I turn 27 years old today, which feels both very old and very young. 30 is often seen as a milestone, perhaps because you have spent nearly a decade operating as an “adult”, but likely are still considered in the earlier part of your career. I am a firm believer that doing most things of significance takes at least 3 years, which makes 27 a good time to decide to commit to “doing something before you are 30”. As such, I am committing to gaining a deep understanding of chip design through practice.

Motivation Link to heading

It is no secret that I have been interested in the hardware-software interface for the better part of my 20s. From my speaking and writing, to my recent career moves, I have slowly been moving closer to the physical layer of computing. However, though I have spent time personally studying chip design, I have not invested the requisite amount of time to obtain what I would consider a deep understanding.

Coincidentally, it’s an interesting time to be working on chip design, primarily for the following reasons:

  1. Constraints: The end of Dennard Scaling and the slowing of Moore’s Law has led to an increased focus on Application Specific Integrated Circuits (ASIC) and Domain-Specific Accelerators (DSA).
  2. Accessibility: The rise of a commercially viable open source instruction set (RISC-V) has resulted in more processor reference implementations being made available on the internet.
  3. Demand: The emphasis on machine learning and artificial intelligence and the “embarassingly parallel” nature of model training and inference has drastically increased the demand for processors designed to support the paradigm.

But these are not the core motivation for why I am making the commitment. At an even more fundamental layer, I am deeply bothered by our collective acceptance of lack of transparency in hardware design. The more I have explored the space, the more similar software and hardware have started to appear. In fact, at this point it feels as though the difference between implementing logic in software vs. in hardware is not so different from using one software programming model rather than another.

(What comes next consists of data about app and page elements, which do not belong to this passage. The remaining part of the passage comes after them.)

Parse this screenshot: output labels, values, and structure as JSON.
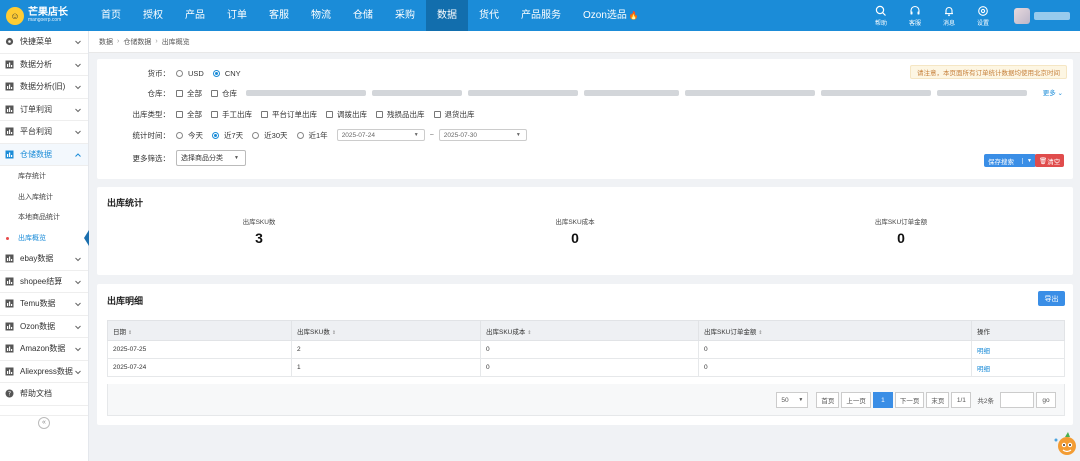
{
  "brand": {
    "name": "芒果店长",
    "domain": "mangoerp.com"
  },
  "nav": [
    {
      "label": "首页"
    },
    {
      "label": "授权"
    },
    {
      "label": "产品"
    },
    {
      "label": "订单"
    },
    {
      "label": "客服"
    },
    {
      "label": "物流"
    },
    {
      "label": "仓储"
    },
    {
      "label": "采购"
    },
    {
      "label": "数据",
      "active": true
    },
    {
      "label": "货代"
    },
    {
      "label": "产品服务"
    },
    {
      "label": "Ozon选品"
    }
  ],
  "top_icons": {
    "help": "帮助",
    "service": "客服",
    "message": "消息",
    "settings": "设置"
  },
  "sidebar": {
    "items": [
      {
        "label": "快捷菜单",
        "icon": "gear-icon"
      },
      {
        "label": "数据分析",
        "icon": "chart-icon"
      },
      {
        "label": "数据分析(旧)",
        "icon": "chart-icon"
      },
      {
        "label": "订单利润",
        "icon": "chart-icon"
      },
      {
        "label": "平台利润",
        "icon": "chart-icon"
      },
      {
        "label": "仓储数据",
        "icon": "chart-icon",
        "open": true
      },
      {
        "label": "ebay数据",
        "icon": "chart-icon"
      },
      {
        "label": "shopee结算",
        "icon": "chart-icon"
      },
      {
        "label": "Temu数据",
        "icon": "chart-icon"
      },
      {
        "label": "Ozon数据",
        "icon": "chart-icon"
      },
      {
        "label": "Amazon数据",
        "icon": "chart-icon"
      },
      {
        "label": "Aliexpress数据",
        "icon": "chart-icon"
      },
      {
        "label": "帮助文档",
        "icon": "help-icon"
      }
    ],
    "subitems": [
      {
        "label": "库存统计"
      },
      {
        "label": "出入库统计"
      },
      {
        "label": "本地商品统计"
      },
      {
        "label": "出库概览",
        "active": true
      }
    ],
    "collapse_label": "«"
  },
  "breadcrumb": [
    "数据",
    "仓储数据",
    "出库概览"
  ],
  "filter": {
    "notice": "请注意，本页面所有订单统计数据均使用北京时间",
    "more": "更多",
    "currency_label": "货币：",
    "currency_options": [
      "USD",
      "CNY"
    ],
    "currency_selected": "CNY",
    "warehouse_label": "仓库：",
    "warehouse_all": "全部",
    "warehouse_first": "仓库",
    "type_label": "出库类型：",
    "type_options": [
      "全部",
      "手工出库",
      "平台订单出库",
      "调拨出库",
      "残损品出库",
      "退货出库"
    ],
    "time_label": "统计时间：",
    "time_options": [
      "今天",
      "近7天",
      "近30天",
      "近1年"
    ],
    "time_selected": "近7天",
    "date_from": "2025-07-24",
    "date_sep": "~",
    "date_to": "2025-07-30",
    "more_filter_label": "更多筛选：",
    "category_placeholder": "选择商品分类",
    "save_search": "保存搜索",
    "clear": "清空"
  },
  "stats": {
    "title": "出库统计",
    "items": [
      {
        "label": "出库SKU数",
        "value": "3"
      },
      {
        "label": "出库SKU成本",
        "value": "0"
      },
      {
        "label": "出库SKU订单金额",
        "value": "0"
      }
    ]
  },
  "detail": {
    "title": "出库明细",
    "export": "导出",
    "columns": [
      "日期",
      "出库SKU数",
      "出库SKU成本",
      "出库SKU订单金额",
      "操作"
    ],
    "rows": [
      {
        "date": "2025-07-25",
        "sku_count": "2",
        "cost": "0",
        "amount": "0",
        "action": "明细"
      },
      {
        "date": "2025-07-24",
        "sku_count": "1",
        "cost": "0",
        "amount": "0",
        "action": "明细"
      }
    ],
    "pager": {
      "page_size": "50",
      "first": "首页",
      "prev": "上一页",
      "current": "1",
      "next": "下一页",
      "last": "末页",
      "page_info": "1/1",
      "total": "共2条",
      "go": "go"
    }
  },
  "colors": {
    "primary": "#1b8cd8",
    "topbar": "#1b8cd8",
    "danger": "#e04c4c",
    "notice_text": "#c6803b"
  }
}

Despite these similarities, we hold hardware (and some firmware) to a very different standard than software. It is almost as if we believe that hardware is somehow more constrained than software, when, in reality, the opposite is true. One outlook is that understanding the entire system down to the silicon is simply too complicated. We have to accept abstractions, and hardware is the interface in which the divergence between the world on one side is perhaps the most significant from the world on the other. But I’m not buying it. I don’t think everyone should have to understand how their processor works, but I do think they should be able to if they want to. And ideally future folks shouldn’t also have to commit three years of their life to do so.

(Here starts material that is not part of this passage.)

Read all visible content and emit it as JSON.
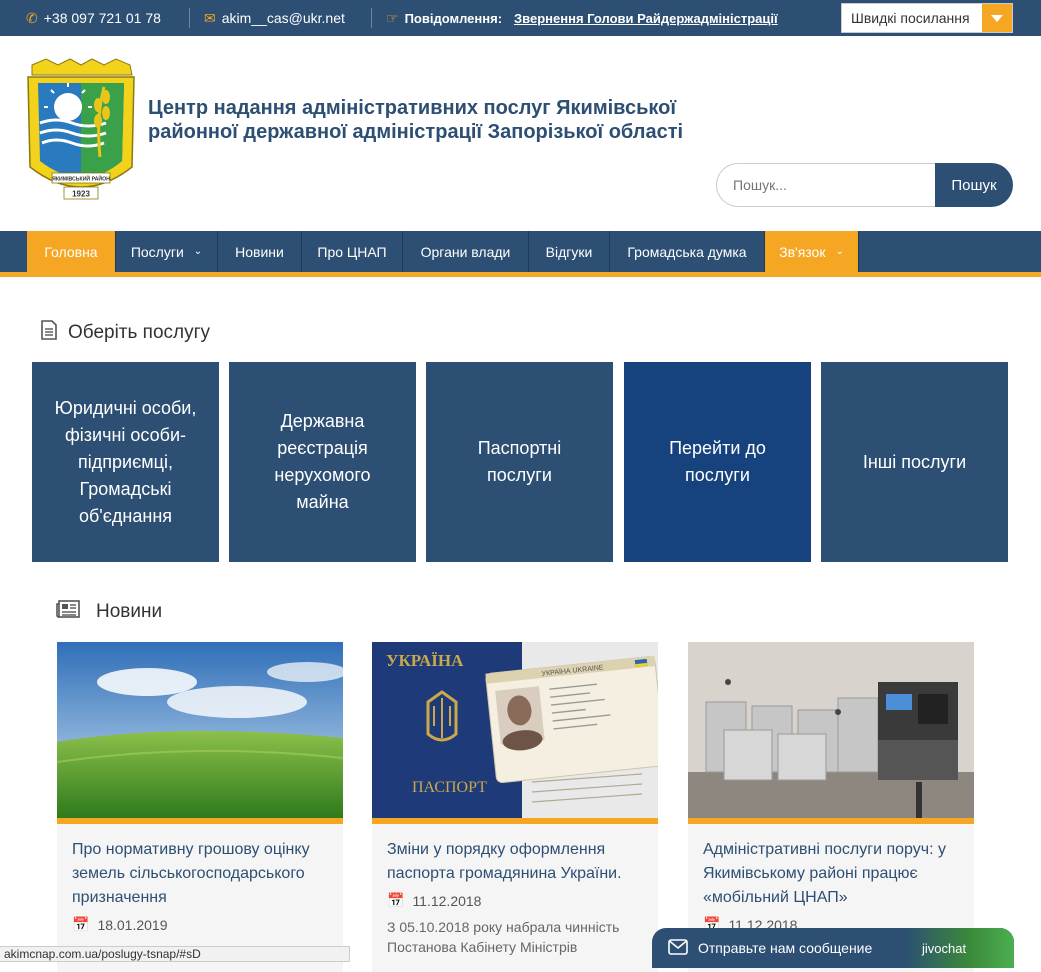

Plan Link to heading

Passion without a plan is not a recipe for success. At the same time, when committing to a somewhat open-ended endeavor, building flexibility and space into a plan allows for “penalty-free” adjustments. In this case, success looks like consistency. Over the past 2 years, I have intermittently worked on the Moss Computer Project, and have experimented with live streaming my efforts.

As stated in the moss README.md, the intention of the project is to design a computer that is both competitive in performance and exceedingly understandable by users. The former goal is a check on the latter — a computer that is exceedingly understandable, but not representative of the modern processors and peripherals we use today, has no hope of influencing our expectations of production quality hardware. In some ways, designing a processor that is competitive in performance seems easier than designing one that is understandable, primarily because the latter is so subjective. However, I have no doubt that if I am loud enough on the internet, there will be plenty of folks who are willing to weigh in on the matter.

And regularly being loud on the internet is essentially my plan. To start out, I am committing to one live stream / video per month and one blog post per week related to my work on the Moss Computer Project. An important caveat is that the length and content of these artifacts is undefined. While my typical modus operandi is writing long, in-depth posts, they do not cater well to maintaining a consistent practice, especially when my day job and other responsibilities demand a great deal of time and effort. I anticipate some posts being as short as a few sentences describing what I thought about that week.

Getting Involved Link to heading

While there will certainly be ways to more formally get involved in the Moss Computer Project in the future, the best way in the short-term is to simply to engage with the content and provide feedback. If you are interested in this space, I’d love to have you join a live stream or pre-recorded conversation.

You can find artifacts at the following locations:

Otherwise, I’ll see y’all back here on July 19, 2026.